but it had been over looked or mistaken for another substance (private communication
to the author). It was also found in the complex specimens from the Buckwheat
mine that contain pyrochroite (see
page 50), in which it is partly massive and mixed with franklinite and
dull-pink garnet, and partly in free crystals, as described above.
recently two interesting finds have been reported by H. H Hodgkinson,
of Franklin. One was a small cavity in ore, an opening in a vein consisting
of leucophoenicite and willemite in granular mixture. The cavity is lined
with pale-yellow drusy garnet on whose surface are implanted crystals of leucophoenicite
and willemite and a single white scalenohedron of calcite. The willemite is
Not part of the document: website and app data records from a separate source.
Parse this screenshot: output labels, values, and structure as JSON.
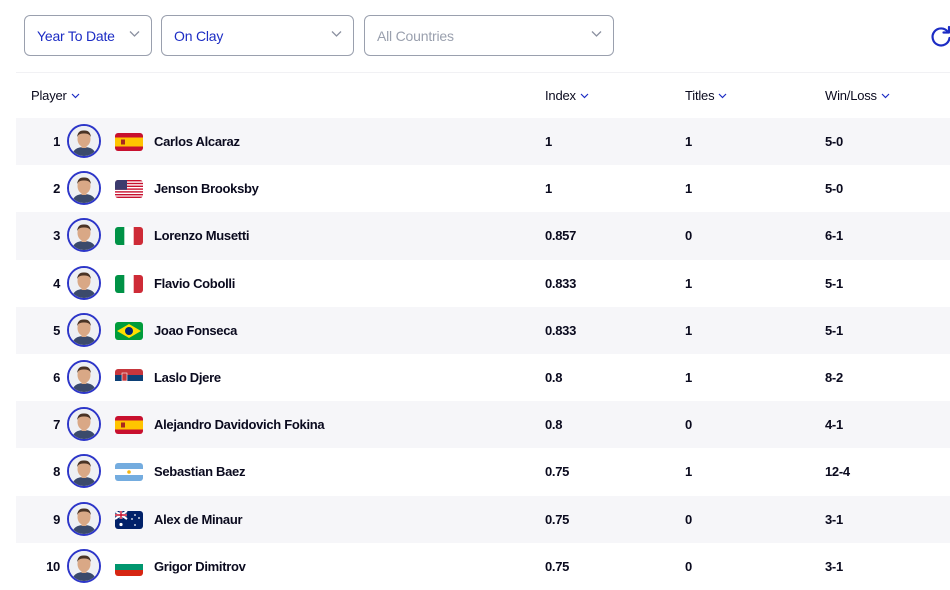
{
  "filters": {
    "period": "Year To Date",
    "surface": "On Clay",
    "country": "All Countries"
  },
  "columns": {
    "player": "Player",
    "index": "Index",
    "titles": "Titles",
    "win_loss": "Win/Loss"
  },
  "colors": {
    "accent": "#1c2cc4",
    "row_alt": "#f6f6f9",
    "avatar_ring": "#2d36c9"
  },
  "icons": {
    "refresh": "refresh-icon",
    "sort": "chevron-down-icon"
  },
  "players": [
    {
      "rank": "1",
      "name": "Carlos Alcaraz",
      "country": "spain",
      "index": "1",
      "titles": "1",
      "win_loss": "5-0"
    },
    {
      "rank": "2",
      "name": "Jenson Brooksby",
      "country": "usa",
      "index": "1",
      "titles": "1",
      "win_loss": "5-0"
    },
    {
      "rank": "3",
      "name": "Lorenzo Musetti",
      "country": "italy",
      "index": "0.857",
      "titles": "0",
      "win_loss": "6-1"
    },
    {
      "rank": "4",
      "name": "Flavio Cobolli",
      "country": "italy",
      "index": "0.833",
      "titles": "1",
      "win_loss": "5-1"
    },
    {
      "rank": "5",
      "name": "Joao Fonseca",
      "country": "brazil",
      "index": "0.833",
      "titles": "1",
      "win_loss": "5-1"
    },
    {
      "rank": "6",
      "name": "Laslo Djere",
      "country": "serbia",
      "index": "0.8",
      "titles": "1",
      "win_loss": "8-2"
    },
    {
      "rank": "7",
      "name": "Alejandro Davidovich Fokina",
      "country": "spain",
      "index": "0.8",
      "titles": "0",
      "win_loss": "4-1"
    },
    {
      "rank": "8",
      "name": "Sebastian Baez",
      "country": "argentina",
      "index": "0.75",
      "titles": "1",
      "win_loss": "12-4"
    },
    {
      "rank": "9",
      "name": "Alex de Minaur",
      "country": "australia",
      "index": "0.75",
      "titles": "0",
      "win_loss": "3-1"
    },
    {
      "rank": "10",
      "name": "Grigor Dimitrov",
      "country": "bulgaria",
      "index": "0.75",
      "titles": "0",
      "win_loss": "3-1"
    }
  ]
}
pale green, of brilliant luster and long prismatic habit, with the complex
form of combination 14 (page 82). The leucophoenicite
is in clear-red crystals, in striking contrast to their background. They are
slender prismatic forms, both simple and twinned, the longest being doubly
terminated, about one-third of an inch long, and showing the forms of figure
153. The twin shown in figure 155 and combinations 10, 11, and 12 came from
Projection on the clinopinacoid of a crystal of leucophoenicite twinned
on the base, showing the forms c(001), a(100), s(120),
e(101), x(103), r(101), i(102), y(103),
z(104), u(122), and k(211). Franklin.
The crystals have suffered somewhat from etching,
and the angle readings obtained were poor, but they sufficed to establish
the formsthe orthodome z(104) and the pyramids u(122)
and k(211) being characteristic.
Leucophoenicite was also found by Mr. Hodgkinson
in the north end of the mine near the hanging wall of the west leg of the
ore body, within 2 feet of a pegmatite dike, in a continuous seam with swells
and pinches, the swells making vugs in which the crystals had formed. The
cavities have walls of layered ore containing much franklinite, which, near
the margins of the cavities, is in cubic crystals. The walls of the cavities
are lined with gray calcite merging inward to pale rhodochrosite, poorly crystallized
in parallel groups of rhombohedrons. On the carbonates is a coating of silky,
felted sussexite, commonly in a thin closely adhering film. Massive dull-brown
leucophoenicite forms a central mass 4 inches across, crystallized toward
the center, either in slender, plate-like crystals, shown in figure 156, their
broad surfaces deeply striated by twinning, with bright surfaces of the base
or basal cleavage; or in isolated stouter and more brilliant crystals, like
Unsymmetrical crystal of leucophoenicite twinned on the base, showing
on one part the forms a(100) and b(010) and on the other
part the forms c(001), a(100), i(102), and y(103).
Crystal of leucophoenicite showing the c(001), b(010),
a(100), m(110), s(120), e(101), r(101),
i(102), y(103), u(122), q(124), p(111),
and j(122). Franklin. A, Projection on the clinopinacoid; B,
The latter are clear vivid pink and the plates
are clear to opaque dull brown. Some of the platy crystals are aggregated
in fan-shaped groups rising from the massive matrix.
These specimens have added much to our knowledge
of the crystallography of leucophoenicite and are the most attractive yet
found of that peculiar mineral.
There has also been found a striking vein occurrence
of leucophoenicite with willemite, the vivid color contrast with the green
willemite being typical.
page created: August 12, 2006 6:30 PM